ODROID-C2 use the SoC vendor specific timer, “meson-timer”, due to the GPU and VPU performance. But, meson-timer does not support KVM. First of all, the timer should be changed to “armv8-timer” to support the KVM/ARM.

Modify the '/media/boot/boot.ini' file. Change the mesontimer environment variable to “0”.

odroid@odroid64:~$ sudo vi /media/boot/boot.ini
  • /media/boot/boot.ini
# Meson Timer
# 1 - Meson Timer
# 0 - Arch Timer 
# Using meson_timer improves the video playback whoever it breaks KVM (virtualization).
# Using arch timer allows KVM/Virtualization to work however you'll experience poor video
setenv mesontimer "0"

And then, the system need reboot in order to apply changed timer setting.

odroid@odroid64:~$ sudo reboot

Check whether the KVM is enabled or not.

odroid@odroid64:~$ dmesg | grep kvm
[    0.487913] kvm [1]: Using HYP init bounce page @5aaf2000
[    0.488039] kvm [1]: interrupt-controller@c4304000 IRQ25
[    0.497607] kvm [1]: timer IRQ27
[    0.497619] kvm [1]: Hyp mode initialized successfully

We need not only QEMU in order to run and manage guest system but cloud-utils for account setting.

odroid@odroid64:~$ sudo apt install -y qemu qemu-utils cloud-utils

Download BIOS and Ubuntu 16.04 cloud images.

odroid@odroid64:~$ wget https://releases.linaro.org/components/kernel/uefi-linaro/15.12/release/qemu64/QEMU_EFI.fd
odroid@odroid64:~$ wget https://cloud-images.ubuntu.com/xenial/current/xenial-server-cloudimg-arm64-uefi1.img

Cloud images are plain - there is no user setup, no default user/password combo, so to log in to the image, we need to customize the image on first boot. The defacto tool for this is cloud-init. The simplest method for using cloud-init is passing a block media with a settings file - of course for real cloud deployment, you would use one of fancy network based initialization protocols cloud-init supports. Enter the following to a file, say cloud.txt:

Create cloud.txt in order to set the default user account.

odroid@odroid64:~$ cat > cloud.txt <<EOF
#cloud-config
password: odroid
chpasswd: { expire: False }
ssh_pwauth: True
EOF
odroid@odroid64:~$ cloud-localds cloud.img cloud.txt

Run the Ubuntu 16.04 cloud now. (user: ubuntu, password: odroid)

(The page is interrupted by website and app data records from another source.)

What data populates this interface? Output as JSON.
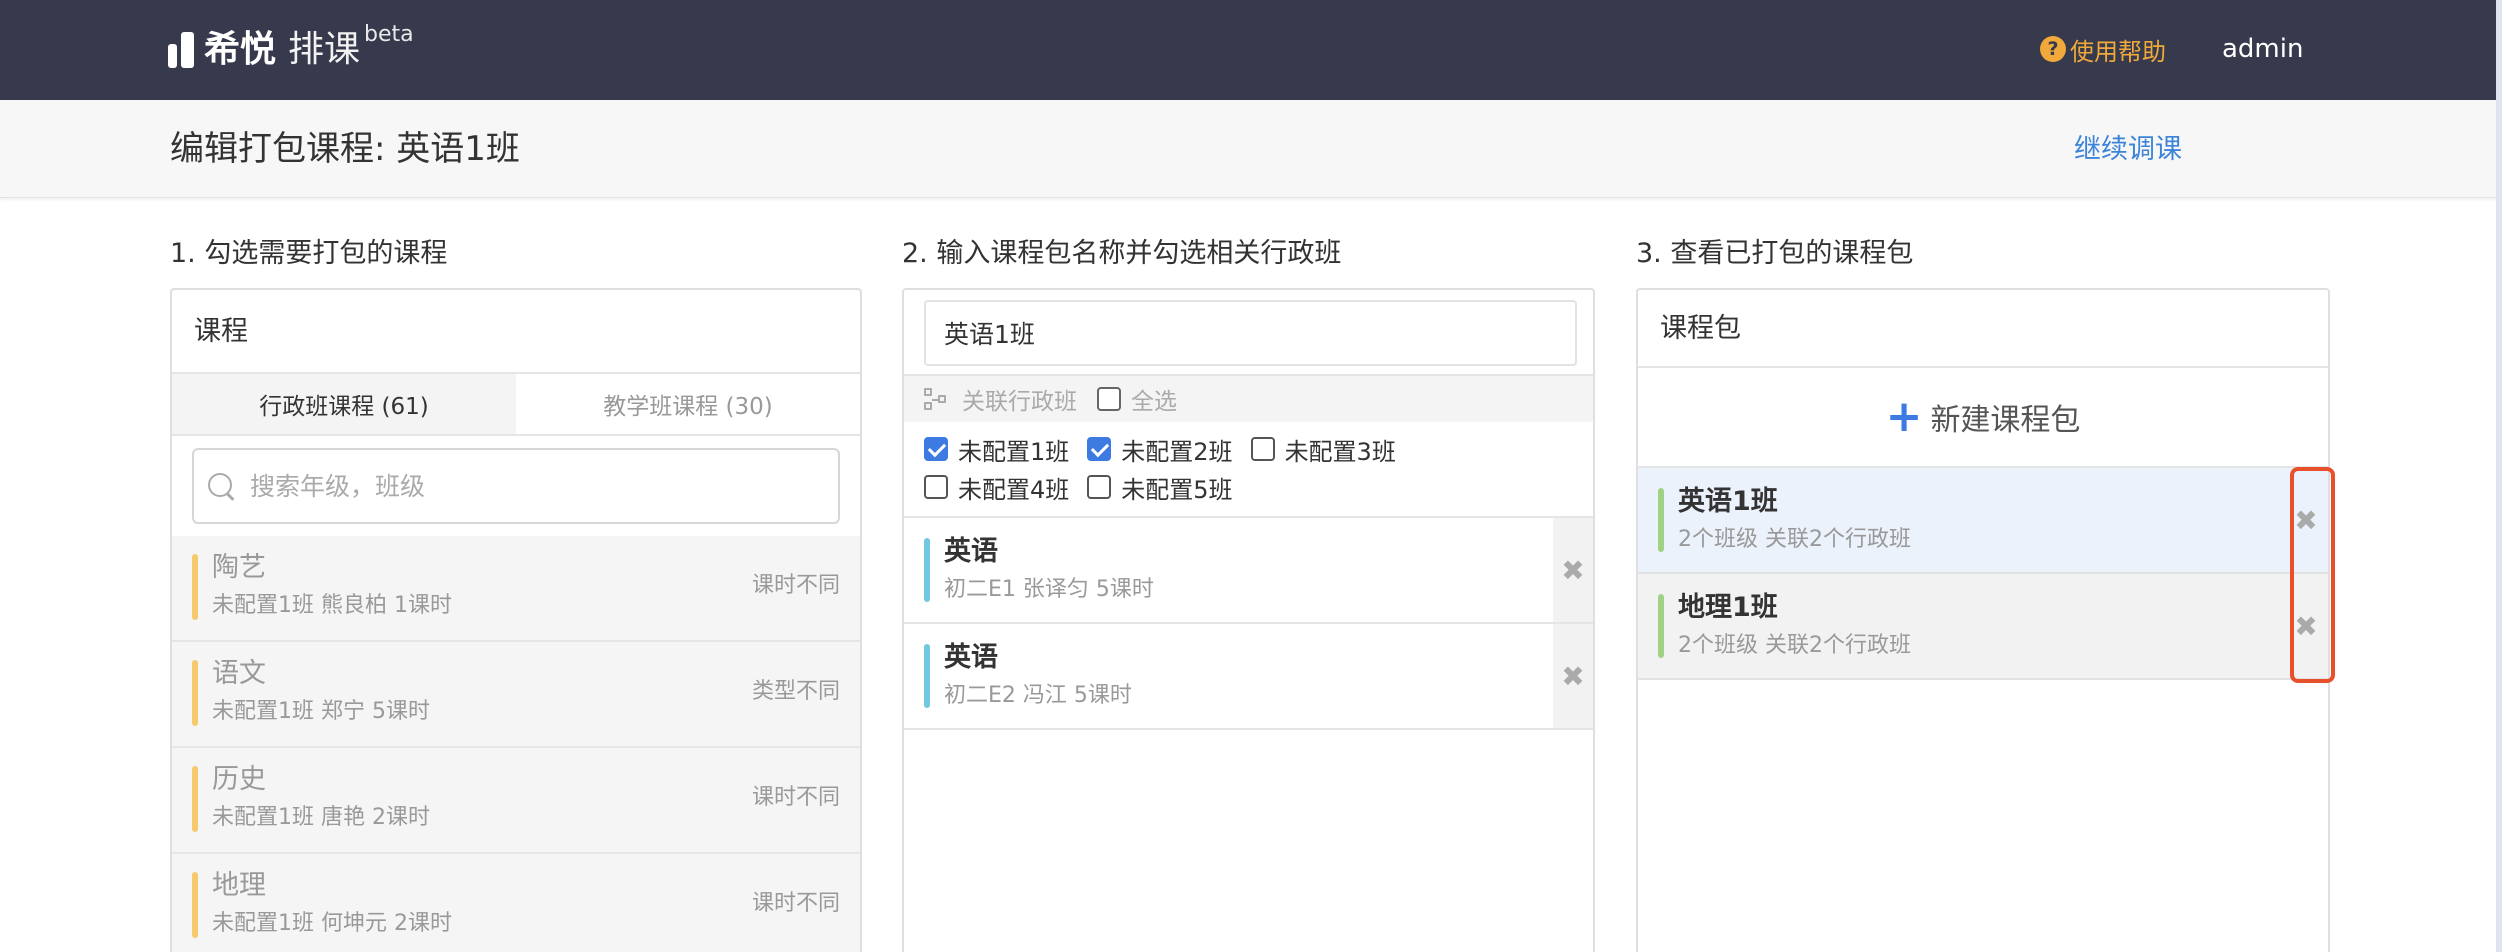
{
  "navbar": {
    "brand_name": "希悦",
    "brand_product": "排课",
    "brand_tag": "beta",
    "help_label": "使用帮助",
    "help_icon": "question-circle-icon",
    "user": "admin"
  },
  "header": {
    "title": "编辑打包课程: 英语1班",
    "continue_link": "继续调课"
  },
  "step1": {
    "title": "1. 勾选需要打包的课程",
    "panel_title": "课程",
    "tabs": [
      {
        "label": "行政班课程 (61)",
        "active": true
      },
      {
        "label": "教学班课程 (30)",
        "active": false
      }
    ],
    "search_placeholder": "搜索年级，班级",
    "courses": [
      {
        "name": "陶艺",
        "detail": "未配置1班 熊良柏 1课时",
        "note": "课时不同"
      },
      {
        "name": "语文",
        "detail": "未配置1班 郑宁 5课时",
        "note": "类型不同"
      },
      {
        "name": "历史",
        "detail": "未配置1班 唐艳 2课时",
        "note": "课时不同"
      },
      {
        "name": "地理",
        "detail": "未配置1班 何坤元 2课时",
        "note": "课时不同"
      }
    ]
  },
  "step2": {
    "title": "2. 输入课程包名称并勾选相关行政班",
    "package_name": "英语1班",
    "link_label": "关联行政班",
    "select_all": "全选",
    "classes": [
      {
        "label": "未配置1班",
        "checked": true
      },
      {
        "label": "未配置2班",
        "checked": true
      },
      {
        "label": "未配置3班",
        "checked": false
      },
      {
        "label": "未配置4班",
        "checked": false
      },
      {
        "label": "未配置5班",
        "checked": false
      }
    ],
    "selected": [
      {
        "name": "英语",
        "detail": "初二E1 张译匀 5课时"
      },
      {
        "name": "英语",
        "detail": "初二E2 冯江 5课时"
      }
    ],
    "remove_glyph": "✖"
  },
  "step3": {
    "title": "3. 查看已打包的课程包",
    "panel_title": "课程包",
    "new_label": "新建课程包",
    "packages": [
      {
        "name": "英语1班",
        "detail": "2个班级 关联2个行政班"
      },
      {
        "name": "地理1班",
        "detail": "2个班级 关联2个行政班"
      }
    ],
    "remove_glyph": "✖"
  }
}
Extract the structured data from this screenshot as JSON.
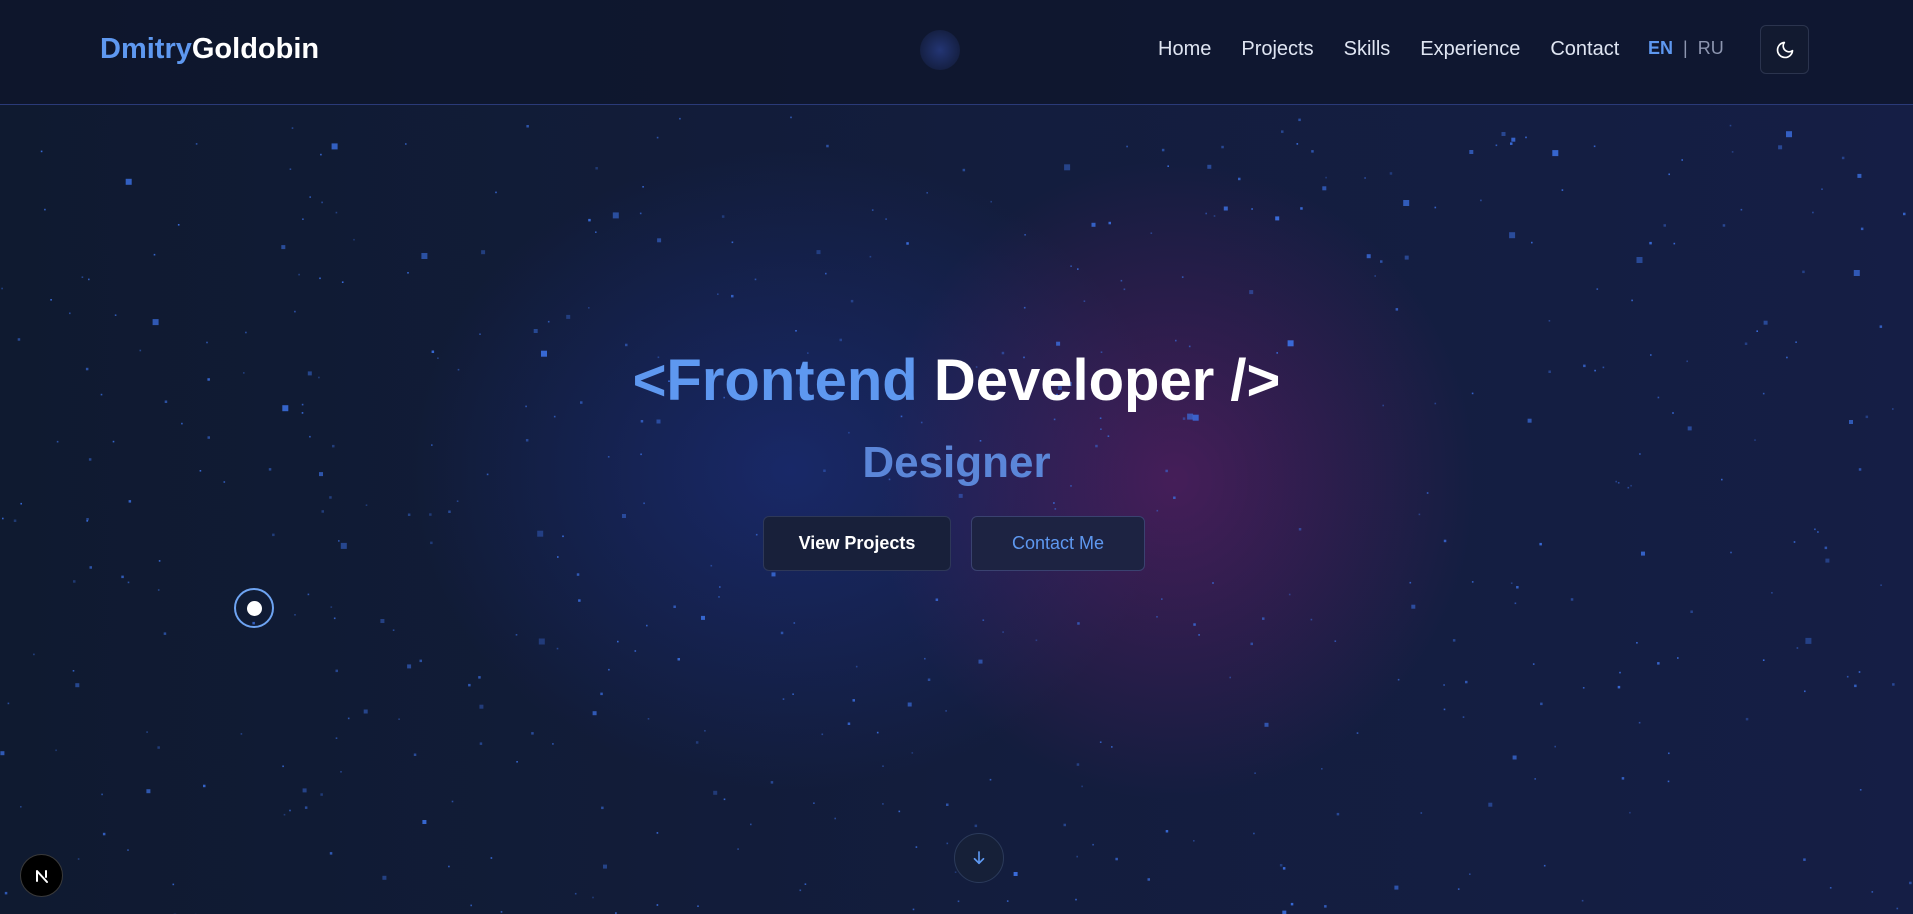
{
  "header": {
    "logo_first": "Dmitry",
    "logo_last": "Goldobin",
    "nav": [
      "Home",
      "Projects",
      "Skills",
      "Experience",
      "Contact"
    ],
    "lang_active": "EN",
    "lang_separator": "|",
    "lang_inactive": "RU",
    "theme_icon": "moon-icon"
  },
  "hero": {
    "title_open": "<Frontend",
    "title_rest": "Developer />",
    "subtitle": "Designer",
    "primary_button": "View Projects",
    "secondary_button": "Contact Me",
    "scroll_icon": "arrow-down-icon"
  },
  "badge_icon": "nextjs-icon",
  "colors": {
    "accent": "#5e98f0",
    "background": "#101a33",
    "star": "#3b6fe0"
  }
}
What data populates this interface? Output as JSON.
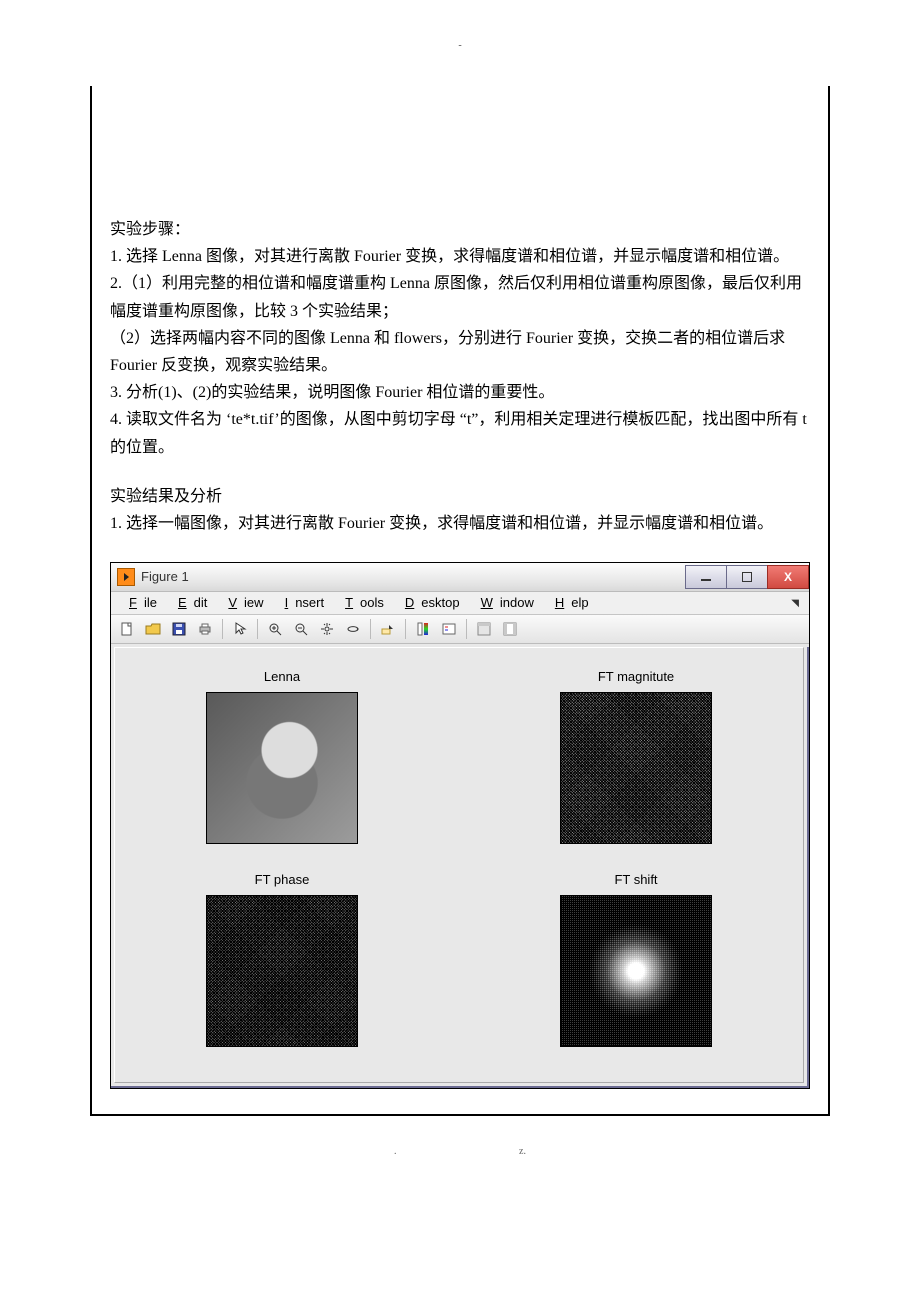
{
  "page_top_mark": "-",
  "footer_left": ".",
  "footer_right": "z.",
  "section_steps_title": "实验步骤：",
  "steps": {
    "s1": "1. 选择 Lenna 图像，对其进行离散 Fourier 变换，求得幅度谱和相位谱，并显示幅度谱和相位谱。",
    "s2a": "2.（1）利用完整的相位谱和幅度谱重构 Lenna 原图像，然后仅利用相位谱重构原图像，最后仅利用幅度谱重构原图像，比较 3 个实验结果；",
    "s2b": "（2）选择两幅内容不同的图像 Lenna 和 flowers，分别进行 Fourier 变换，交换二者的相位谱后求 Fourier 反变换，观察实验结果。",
    "s3": "3. 分析(1)、(2)的实验结果，说明图像 Fourier 相位谱的重要性。",
    "s4": "4. 读取文件名为 ‘te*t.tif’的图像，从图中剪切字母 “t”，利用相关定理进行模板匹配，找出图中所有 t 的位置。"
  },
  "section_results_title": "实验结果及分析",
  "result_1": "1. 选择一幅图像，对其进行离散 Fourier 变换，求得幅度谱和相位谱，并显示幅度谱和相位谱。",
  "figure": {
    "title": "Figure 1",
    "menus": [
      "File",
      "Edit",
      "View",
      "Insert",
      "Tools",
      "Desktop",
      "Window",
      "Help"
    ],
    "menu_underlines": [
      "F",
      "E",
      "V",
      "I",
      "T",
      "D",
      "W",
      "H"
    ],
    "subplots": {
      "tl": "Lenna",
      "tr": "FT magnitute",
      "bl": "FT phase",
      "br": "FT shift"
    }
  }
}
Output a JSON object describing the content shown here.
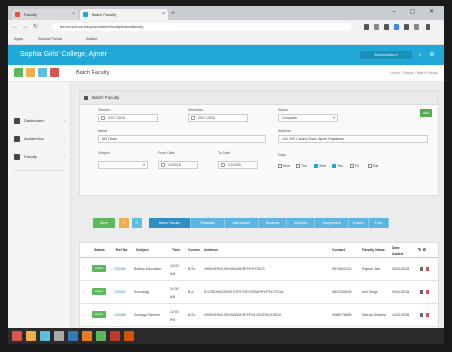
{
  "browser": {
    "tabs": [
      {
        "label": "Faculty",
        "close": "×"
      },
      {
        "label": "Batch Faculty",
        "close": "×"
      }
    ],
    "new_tab": "+",
    "window_controls": "– ▢ ✕",
    "url": "demo.school.edupro/admin/faculty/batchfaculty",
    "bookmarks": [
      "Apps",
      "School Portal",
      "Admin"
    ]
  },
  "app": {
    "title": "Sophia Girls' College, Ajmer",
    "user": "Administrator ▾",
    "page_title": "Batch Faculty",
    "breadcrumb": "Home / Faculty / Batch Faculty",
    "colors": {
      "header": "#20a8d8",
      "success": "#5cb85c",
      "link": "#2a7ab0"
    }
  },
  "sidebar": {
    "items": [
      {
        "label": "Dashboard",
        "icon": "home-icon"
      },
      {
        "label": "Academics",
        "icon": "book-icon"
      },
      {
        "label": "Faculty",
        "icon": "users-icon"
      }
    ]
  },
  "panel": {
    "title": "Batch Faculty",
    "new_button": "Add",
    "fields": {
      "session_label": "Session",
      "session_value": "2017-2018",
      "semester_label": "Semester",
      "semester_value": "2017-2018",
      "status_label": "Status",
      "status_value": "Complete",
      "name_label": "Name",
      "name_value": "AR Tiwari",
      "address_label": "Address",
      "address_value": "104 JSS Colony Road, Ajmer Rajasthan",
      "subject_label": "Subject",
      "from_label": "From Date",
      "from_value": "12/2018",
      "to_label": "To Date",
      "to_value": "12/2018",
      "days_label": "Days",
      "days": [
        "Mon",
        "Tue",
        "Wed",
        "Thu",
        "Fri",
        "Sat"
      ]
    }
  },
  "actions": {
    "save": "Save",
    "orange": "✎",
    "blue": "⟳",
    "strip": [
      "Batch Faculty",
      "Timetable",
      "Attendance",
      "Students",
      "Subjects",
      "Assignment",
      "Exams",
      "Fees"
    ]
  },
  "table": {
    "headers": [
      "Status",
      "Ref No.",
      "Subject",
      "Time",
      "Course",
      "Address",
      "Contact",
      "Faculty Name",
      "Date Added"
    ],
    "rows": [
      {
        "status": "Active",
        "ref": "123456",
        "subject": "Botany Education",
        "time": "10:00 AM",
        "course": "B.Sc",
        "address": "HINDI/ENGLISH/SANSKRIT/PHYSICS",
        "contact": "9876543210",
        "faculty": "Rajesh Jain",
        "date": "08/11/2018"
      },
      {
        "status": "Active",
        "ref": "123457",
        "subject": "Sociology",
        "time": "11:00 AM",
        "course": "B.A",
        "address": "ECONOMICS/HISTORY/GEOGRAPHY/POLITICAL",
        "contact": "9812345678",
        "faculty": "Anil Singh",
        "date": "09/11/2018"
      },
      {
        "status": "Active",
        "ref": "123458",
        "subject": "Zoology Science",
        "time": "12:00 PM",
        "course": "B.Sc",
        "address": "HINDI/ENGLISH/SANSKRIT/POL/SCIENCE/EDU",
        "contact": "9988776655",
        "faculty": "Meena Sharma",
        "date": "10/11/2018"
      }
    ]
  },
  "taskbar": {
    "colors": [
      "#d9534f",
      "#f0ad4e",
      "#5bc0de",
      "#aaa",
      "#337ab7",
      "#e67e22",
      "#5cb85c",
      "#c0392b",
      "#d35400"
    ]
  }
}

odroid@odroid64:~$ qemu-system-aarch64 -smp 2 -m 1024 -M virt -bios QEMU_EFI.fd -nographic \
       -device virtio-blk-device,drive=image \
       -drive if=none,id=image,file=xenial-server-cloudimg-arm64-uefi1.img \
       -device virtio-blk-device,drive=cloud \
       -drive if=none,id=cloud,file=cloud.img \
       -netdev user,id=user -device virtio-net-device,netdev=user \
       -enable-kvm -cpu host
  • -smp: Virtual CPU count
  • -m: Memory size
  • -bios: Firmware image
  • -nographic: Console display only
  • -enable-kvm: Use KVM for the guest
  • -cpu host: CPU is same between host and guest

Three Ubuntu 16.04 Cloud

How do you increase a guest's disk size?

  1. Stop the VM
  2. Run 'qemu-img resize <guest image> +10G' to increase image size by 10Gb
  3. Start the VM, resize the partitions and LVM structure within it normally